### Listed entries
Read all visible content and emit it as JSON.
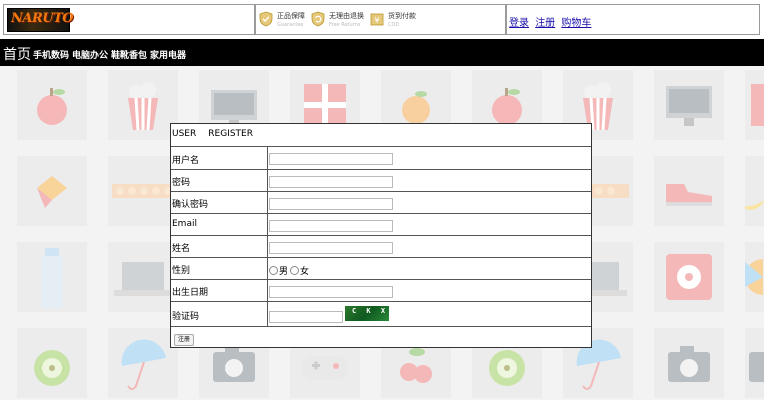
{
  "header": {
    "logo_text": "NARUTO",
    "services": [
      {
        "icon": "shield-check-icon",
        "title": "正品保障",
        "subtitle": "Guarantee"
      },
      {
        "icon": "return-shield-icon",
        "title": "无理由退换",
        "subtitle": "Free Returns"
      },
      {
        "icon": "cash-on-delivery-icon",
        "title": "货到付款",
        "subtitle": "COD"
      }
    ],
    "links": {
      "login": "登录",
      "register": "注册",
      "cart": "购物车"
    }
  },
  "nav": {
    "home": "首页",
    "items": [
      "手机数码",
      "电脑办公",
      "鞋靴香包",
      "家用电器"
    ]
  },
  "form": {
    "title_left": "USER",
    "title_right": "REGISTER",
    "fields": {
      "username": "用户名",
      "password": "密码",
      "confirm": "确认密码",
      "email": "Email",
      "name": "姓名",
      "gender": "性别",
      "birthday": "出生日期",
      "captcha": "验证码"
    },
    "gender_options": [
      "男",
      "女"
    ],
    "captcha_text": "C K X",
    "submit": "注册"
  },
  "colors": {
    "nav_bg": "#000000",
    "link": "#1a0dab",
    "captcha_bg": "#1f6b2a"
  }
}
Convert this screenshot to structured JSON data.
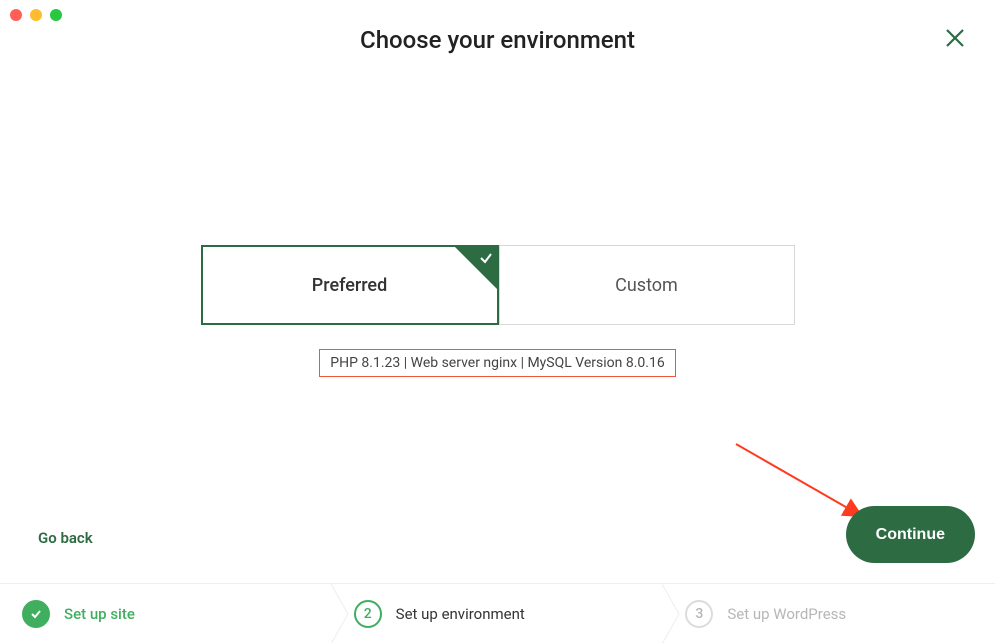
{
  "header": {
    "title": "Choose your environment"
  },
  "tabs": {
    "preferred": "Preferred",
    "custom": "Custom"
  },
  "env_summary": "PHP 8.1.23 | Web server nginx | MySQL Version 8.0.16",
  "actions": {
    "go_back": "Go back",
    "continue": "Continue"
  },
  "stepper": {
    "steps": [
      {
        "label": "Set up site",
        "state": "done",
        "number": "1"
      },
      {
        "label": "Set up environment",
        "state": "current",
        "number": "2"
      },
      {
        "label": "Set up WordPress",
        "state": "upcoming",
        "number": "3"
      }
    ]
  },
  "colors": {
    "accent": "#2d6b43",
    "highlight_border": "#f0563a",
    "success": "#3fae5f"
  }
}
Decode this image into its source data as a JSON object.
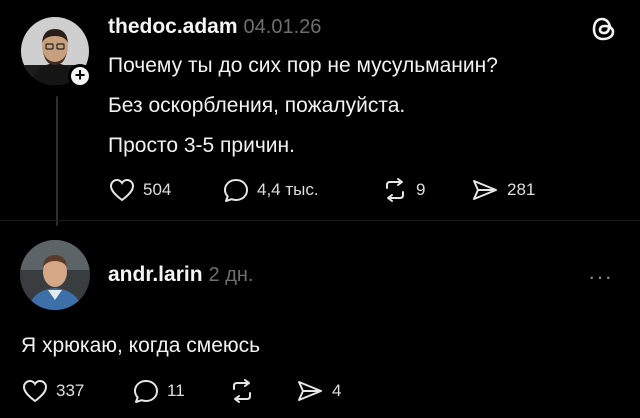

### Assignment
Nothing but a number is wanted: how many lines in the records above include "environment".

### Solution for this exercise
2